Fighting a battle personally in Dragon Commander is where the game is most interesting. You begin by controlling your units and moving them to various empty bases to capture them and begin building in these bases – this will allow you to build extra units on the battlefield. You will use recruits as resources and there are buildings which act as recruitment centres – but these are limited resources, so move fast! – this is a lot like Starcraft and is quite standard for an RTS, but this is where things get cool. After some time has passed, you can press R and take flight into the battle yourself. You are quite literally a Dragon Commander. While in dragon form you can’t control your units as well, pressing F2 to select all units and Q to tell them to move to or attack whatever your reticule is aiming at is about the limit. You can also use Z, X, C and V to select different buildings which will show units and appropriate keys to build them while in dragon form. You can shoot at enemy units and buildings with your dragon breath attack, use your jetpack to quickly traverse the battlefield or dodge and use an array of skills from your skillbar to support your units, cause extra damage and other things. The seamless transition between build and dragon mode feels excellent and really makes the game a lot more fun, but doesn’t remove all difficulty – Dragons are susceptible to anti-air attacks.
Speaking of dragons, when you first start a campaign in Dragon Commander, you get to pick one of three types; Sabre, Mountain and Zephyr. Sabre is more of a balanced dragon, giving you the best of both worlds. Mountain is focused more on buffing itself and being offensive. Zephyr offers support to allied units and can be considered a defensive dragon. Each dragon caters to a different play-style and has a different appearance.
This is only the Story Campaign. Dragon Commander has other modes to keep you occupied – and plenty of them. There is also a Custom Campaign in which you can choose your enemies and map and throw down with help from the crew in the Story Campaign. This plays out similarly to Story Campaign, only a bit shorter. You can also play a Skirmish, in which you only play the map and battle portions of the game, moving units to take land and defeat your enemies. Finally, there is a multi-player mode which allows you to play both a campaign and skirmish with the option of a ladder variant.
Dragon Commander has a particularly good soundtrack with plenty of diversity. From ambient tracks to powerful battle themes, you won’t be disappointed here. In fact, the sound work in general is great. Characters are well-voiced and the voices fit their personalities and races.
You will see all of the options you’d expect to see in a PC game in Dragon Commander. From re-binding keys to plenty of graphical and audio options.

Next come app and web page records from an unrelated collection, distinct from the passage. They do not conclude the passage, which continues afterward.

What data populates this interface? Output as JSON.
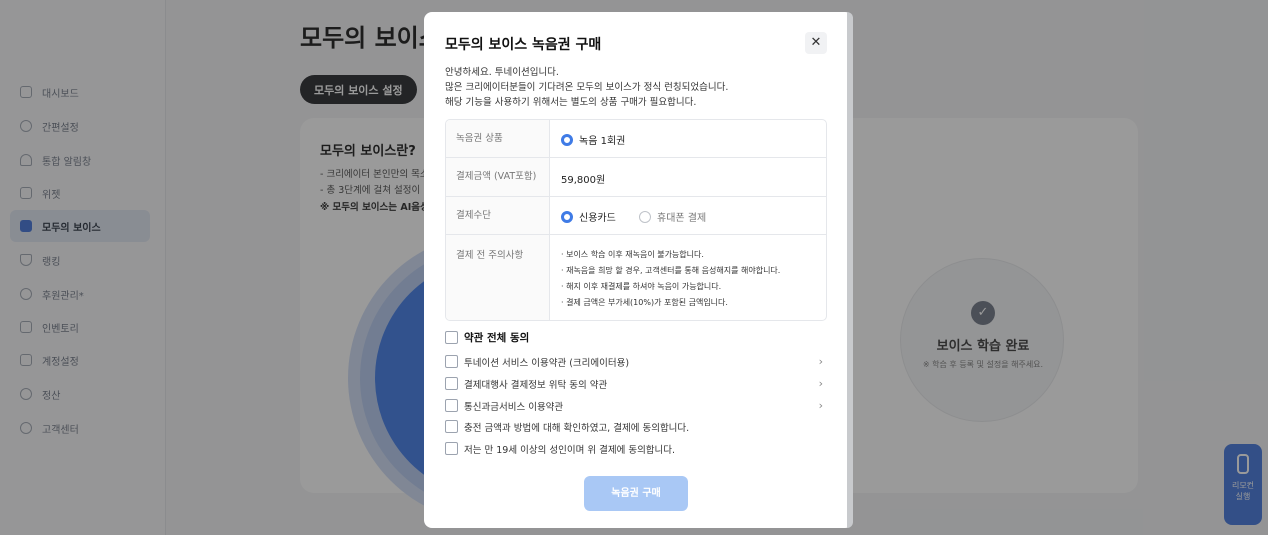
{
  "sidebar": {
    "items": [
      {
        "label": "대시보드",
        "icon": "dashboard-icon"
      },
      {
        "label": "간편설정",
        "icon": "gear-icon"
      },
      {
        "label": "통합 알림창",
        "icon": "bell-icon"
      },
      {
        "label": "위젯",
        "icon": "widget-icon"
      },
      {
        "label": "모두의 보이스",
        "icon": "voice-icon",
        "active": true
      },
      {
        "label": "랭킹",
        "icon": "trophy-icon"
      },
      {
        "label": "후원관리*",
        "icon": "donation-icon"
      },
      {
        "label": "인벤토리",
        "icon": "inventory-icon"
      },
      {
        "label": "계정설정",
        "icon": "account-icon"
      },
      {
        "label": "정산",
        "icon": "settlement-icon"
      },
      {
        "label": "고객센터",
        "icon": "headset-icon"
      }
    ]
  },
  "main": {
    "title": "모두의 보이스",
    "tab_label": "모두의 보이스 설정",
    "card": {
      "title": "모두의 보이스란?",
      "line1": "- 크리에이터 본인만의 목소",
      "line2": "- 총 3단계에 걸쳐 설정이",
      "line3": "※ 모두의 보이스는 AI음성"
    },
    "done": {
      "check": "✓",
      "title": "보이스 학습 완료",
      "subtitle": "※ 학습 후 등록 및 설정을 해주세요."
    }
  },
  "remote": {
    "label_line1": "리모컨",
    "label_line2": "실행"
  },
  "modal": {
    "title": "모두의 보이스 녹음권 구매",
    "close_glyph": "✕",
    "intro": [
      "안녕하세요. 투네이션입니다.",
      "많은 크리에이터분들이 기다려온 모두의 보이스가 정식 런칭되었습니다.",
      "해당 기능을 사용하기 위해서는 별도의 상품 구매가 필요합니다."
    ],
    "table": {
      "product_label": "녹음권 상품",
      "product_value": "녹음 1회권",
      "price_label": "결제금액 (VAT포함)",
      "price_value": "59,800원",
      "method_label": "결제수단",
      "method_card": "신용카드",
      "method_phone": "휴대폰 결제",
      "notice_label": "결제 전 주의사항",
      "notices": [
        "· 보이스 학습 이후 재녹음이 불가능합니다.",
        "· 재녹음을 희망 할 경우, 고객센터를 통해 음성해지를 해야합니다.",
        "· 해지 이후 재결제를 하셔야 녹음이 가능합니다.",
        "· 결제 금액은 부가세(10%)가 포함된 금액입니다."
      ]
    },
    "agreements": {
      "all": "약관 전체 동의",
      "items": [
        "투네이션 서비스 이용약관 (크리에이터용)",
        "결제대행사 결제정보 위탁 동의 약관",
        "통신과금서비스 이용약관",
        "충전 금액과 방법에 대해 확인하였고, 결제에 동의합니다.",
        "저는 만 19세 이상의 성인이며 위 결제에 동의합니다."
      ],
      "chevron": "›"
    },
    "buy_button": "녹음권 구매"
  },
  "colors": {
    "accent": "#3f7be6",
    "button_disabled": "#a9c8f5",
    "overlay": "rgba(40,40,40,0.47)"
  }
}
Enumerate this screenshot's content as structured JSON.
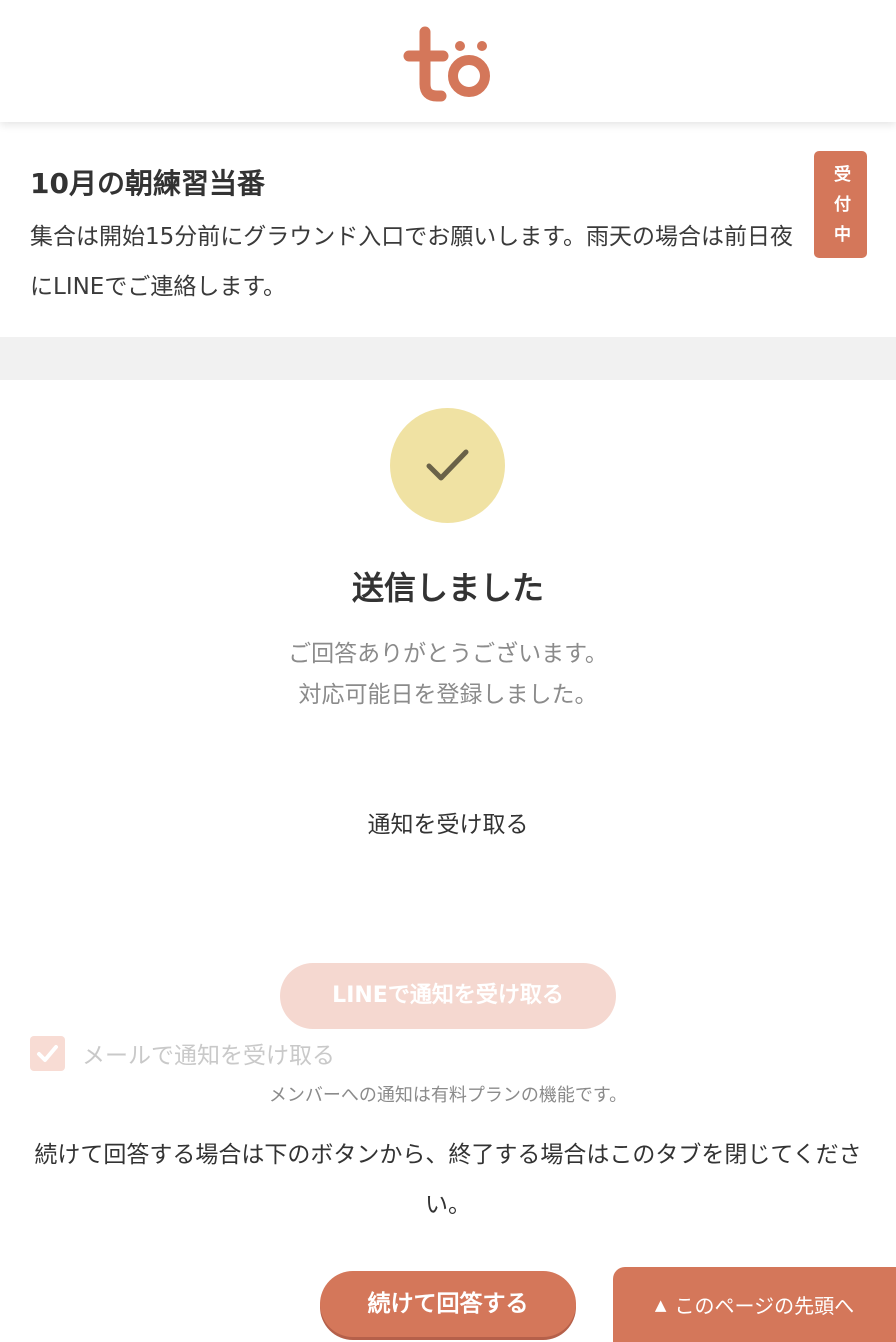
{
  "header": {
    "logo_text": "tö",
    "logo_icon": "to-logo-icon"
  },
  "event": {
    "title": "10月の朝練習当番",
    "description": "集合は開始15分前にグラウンド入口でお願いします。雨天の場合は前日夜にLINEでご連絡します。",
    "status_badge": "受付中"
  },
  "result": {
    "icon": "check-icon",
    "title": "送信しました",
    "message_line1": "ご回答ありがとうございます。",
    "message_line2": "対応可能日を登録しました。"
  },
  "notifications": {
    "heading": "通知を受け取る",
    "line_button_label": "LINEで通知を受け取る",
    "mail_label": "メールで通知を受け取る",
    "mail_checked": true,
    "plan_note": "メンバーへの通知は有料プランの機能です。"
  },
  "footer": {
    "continue_note": "続けて回答する場合は下のボタンから、終了する場合はこのタブを閉じてください。",
    "continue_button_label": "続けて回答する",
    "back_to_top_arrow": "▲",
    "back_to_top_label": "このページの先頭へ"
  },
  "colors": {
    "accent": "#d4775a",
    "accent_disabled": "#f5d8d0",
    "success_circle": "#f0e2a3",
    "band": "#f1f1f1"
  }
}
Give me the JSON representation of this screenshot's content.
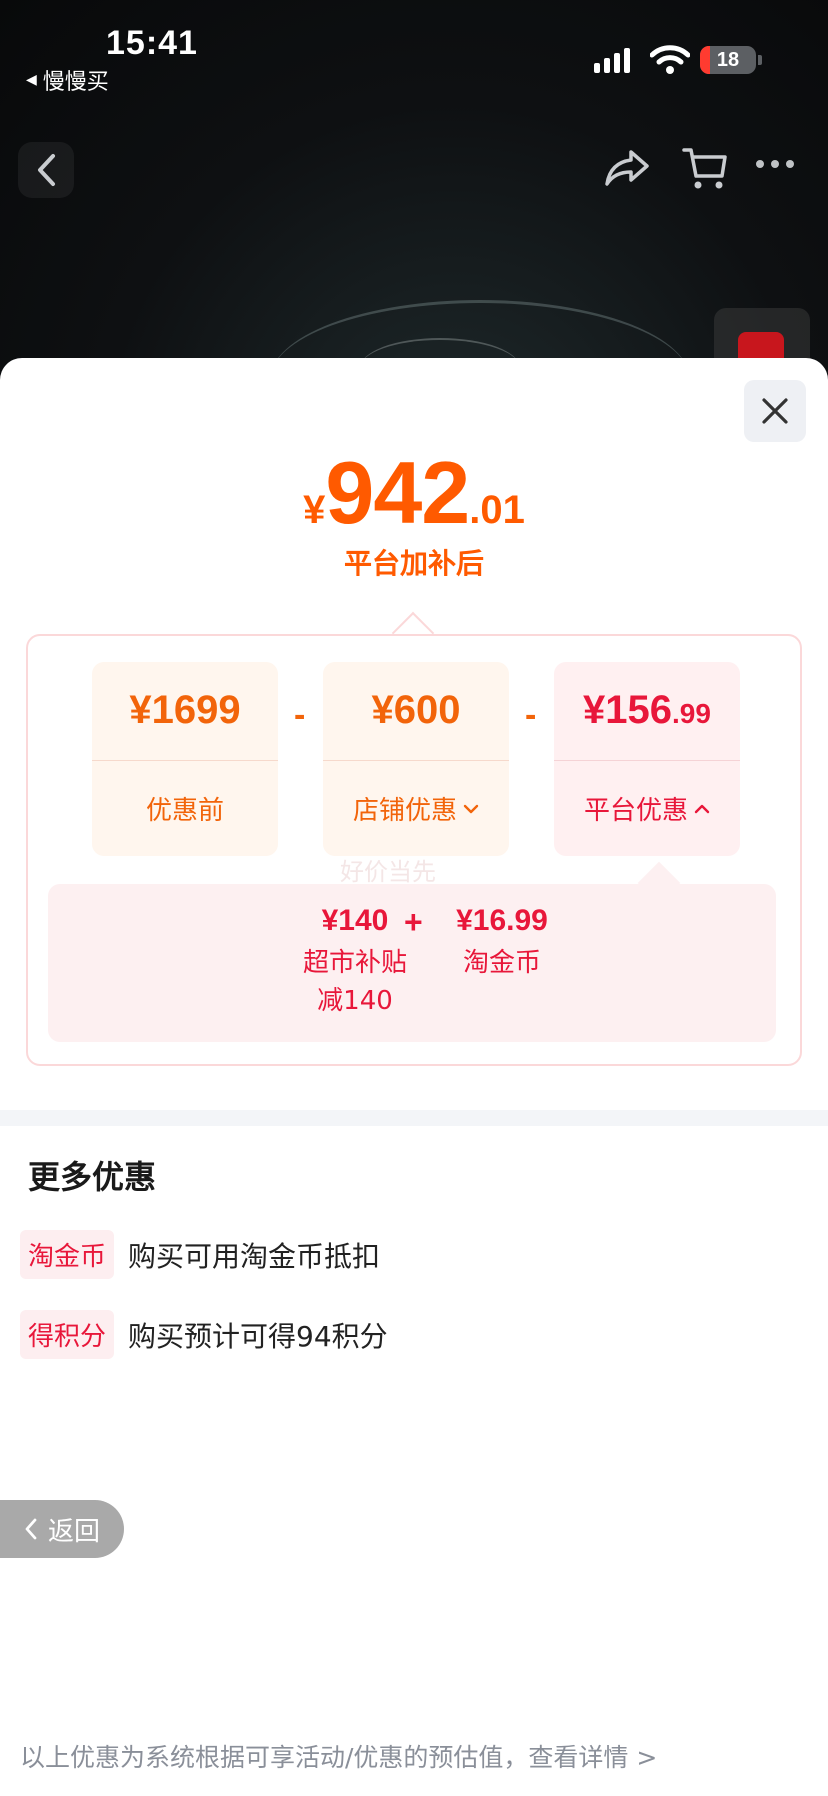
{
  "status_bar": {
    "time": "15:41",
    "back_app": "慢慢买",
    "battery": "18",
    "battery_level": 0.18,
    "icons": [
      "signal-icon",
      "wifi-icon",
      "battery-icon"
    ]
  },
  "nav": {
    "icons": [
      "back-icon",
      "share-icon",
      "cart-icon",
      "more-icon"
    ]
  },
  "price": {
    "currency": "¥",
    "integer": "942",
    "decimal": ".01",
    "label": "平台加补后"
  },
  "breakdown": {
    "watermark": "好价当先",
    "tiles": [
      {
        "value": "¥1699",
        "label": "优惠前"
      },
      {
        "value": "¥600",
        "label": "店铺优惠"
      },
      {
        "value": "¥156",
        "value_decimal": ".99",
        "label": "平台优惠"
      }
    ],
    "operator": "-",
    "platform_detail": {
      "plus": "+",
      "items": [
        {
          "value": "¥140",
          "label": "超市补贴",
          "note": "减140"
        },
        {
          "value": "¥16.99",
          "label": "淘金币"
        }
      ]
    }
  },
  "more": {
    "title": "更多优惠",
    "rows": [
      {
        "tag": "淘金币",
        "text": "购买可用淘金币抵扣"
      },
      {
        "tag": "得积分",
        "text": "购买预计可得94积分"
      }
    ]
  },
  "return_button": "返回",
  "footnote": "以上优惠为系统根据可享活动/优惠的预估值，查看详情 >",
  "colors": {
    "accent_orange": "#ff5a00",
    "accent_red": "#e8173a"
  }
}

Divinity: Dragon Commander is a game that seems like a recipe for failure, bringing in too many genres and ideas to the table. Seems like it, but it is not. Dragon Commander skilfully mixes everything in just the right way that the game borne of it is a wonder to behold. Not only has it been made in a way that it works, it’s also simple to boot. No poring over endless amount of information, Dragon Commander delivers everything to you concisely without excess. Most importantly of all, you’re a god-damn dragon with a jetpack!